## Element data from apps and pages
______________________________

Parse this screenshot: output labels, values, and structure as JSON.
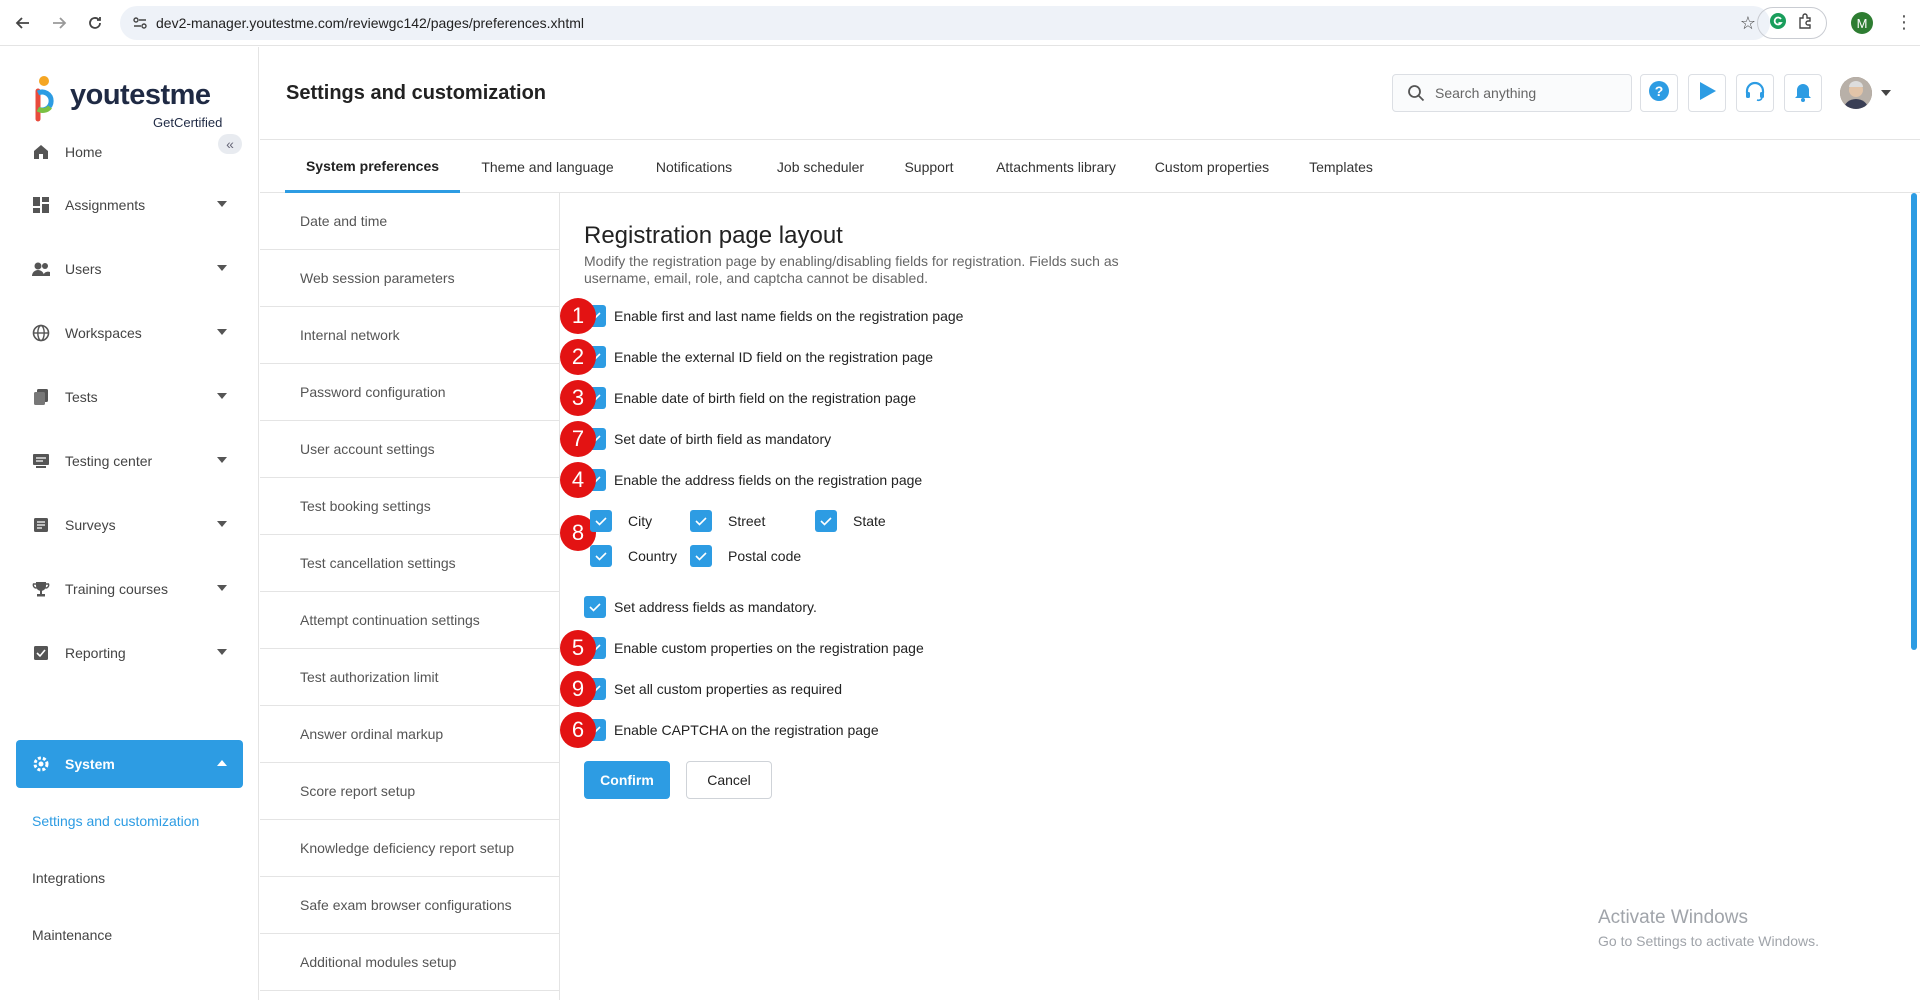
{
  "browser": {
    "url": "dev2-manager.youtestme.com/reviewgc142/pages/preferences.xhtml",
    "profile_initial": "M"
  },
  "brand": {
    "name": "youtestme",
    "subtitle": "GetCertified",
    "accent_color": "#2d9ce3"
  },
  "sidebar": {
    "items": [
      {
        "label": "Home",
        "icon": "home-icon"
      },
      {
        "label": "Assignments",
        "icon": "dashboard-icon"
      },
      {
        "label": "Users",
        "icon": "users-icon"
      },
      {
        "label": "Workspaces",
        "icon": "globe-icon"
      },
      {
        "label": "Tests",
        "icon": "tests-icon"
      },
      {
        "label": "Testing center",
        "icon": "testing-center-icon"
      },
      {
        "label": "Surveys",
        "icon": "survey-icon"
      },
      {
        "label": "Training courses",
        "icon": "trophy-icon"
      },
      {
        "label": "Reporting",
        "icon": "report-icon"
      },
      {
        "label": "System",
        "icon": "gear-icon"
      }
    ],
    "sub_items": [
      {
        "label": "Settings and customization"
      },
      {
        "label": "Integrations"
      },
      {
        "label": "Maintenance"
      }
    ]
  },
  "header": {
    "title": "Settings and customization",
    "search_placeholder": "Search anything"
  },
  "tabs": [
    {
      "label": "System preferences"
    },
    {
      "label": "Theme and language"
    },
    {
      "label": "Notifications"
    },
    {
      "label": "Job scheduler"
    },
    {
      "label": "Support"
    },
    {
      "label": "Attachments library"
    },
    {
      "label": "Custom properties"
    },
    {
      "label": "Templates"
    }
  ],
  "submenu": [
    "Date and time",
    "Web session parameters",
    "Internal network",
    "Password configuration",
    "User account settings",
    "Test booking settings",
    "Test cancellation settings",
    "Attempt continuation settings",
    "Test authorization limit",
    "Answer ordinal markup",
    "Score report setup",
    "Knowledge deficiency report setup",
    "Safe exam browser configurations",
    "Additional modules setup"
  ],
  "content": {
    "title": "Registration page layout",
    "description": "Modify the registration page by enabling/disabling fields for registration. Fields such as username, email, role, and captcha cannot be disabled.",
    "options": [
      {
        "label": "Enable first and last name fields on the registration page",
        "checked": true,
        "marker": "1"
      },
      {
        "label": "Enable the external ID field on the registration page",
        "checked": true,
        "marker": "2"
      },
      {
        "label": "Enable date of birth field on the registration page",
        "checked": true,
        "marker": "3"
      },
      {
        "label": "Set date of birth field as mandatory",
        "checked": true,
        "marker": "7"
      },
      {
        "label": "Enable the address fields on the registration page",
        "checked": true,
        "marker": "4"
      },
      {
        "label": "Set address fields as mandatory.",
        "checked": true,
        "marker": ""
      },
      {
        "label": "Enable custom properties on the registration page",
        "checked": true,
        "marker": "5"
      },
      {
        "label": "Set all custom properties as required",
        "checked": true,
        "marker": "9"
      },
      {
        "label": "Enable CAPTCHA on the registration page",
        "checked": true,
        "marker": "6"
      }
    ],
    "address_marker": "8",
    "address_fields": [
      {
        "label": "City",
        "checked": true
      },
      {
        "label": "Street",
        "checked": true
      },
      {
        "label": "State",
        "checked": true
      },
      {
        "label": "Country",
        "checked": true
      },
      {
        "label": "Postal code",
        "checked": true
      }
    ],
    "confirm_label": "Confirm",
    "cancel_label": "Cancel"
  },
  "watermark": {
    "line1": "Activate Windows",
    "line2": "Go to Settings to activate Windows."
  }
}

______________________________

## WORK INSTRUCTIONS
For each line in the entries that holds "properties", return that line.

## SOLUTION TO THIS EXERCISE
      "label": "Custom properties"
        "label": "Enable custom properties on the registration page",
        "label": "Set all custom properties as required",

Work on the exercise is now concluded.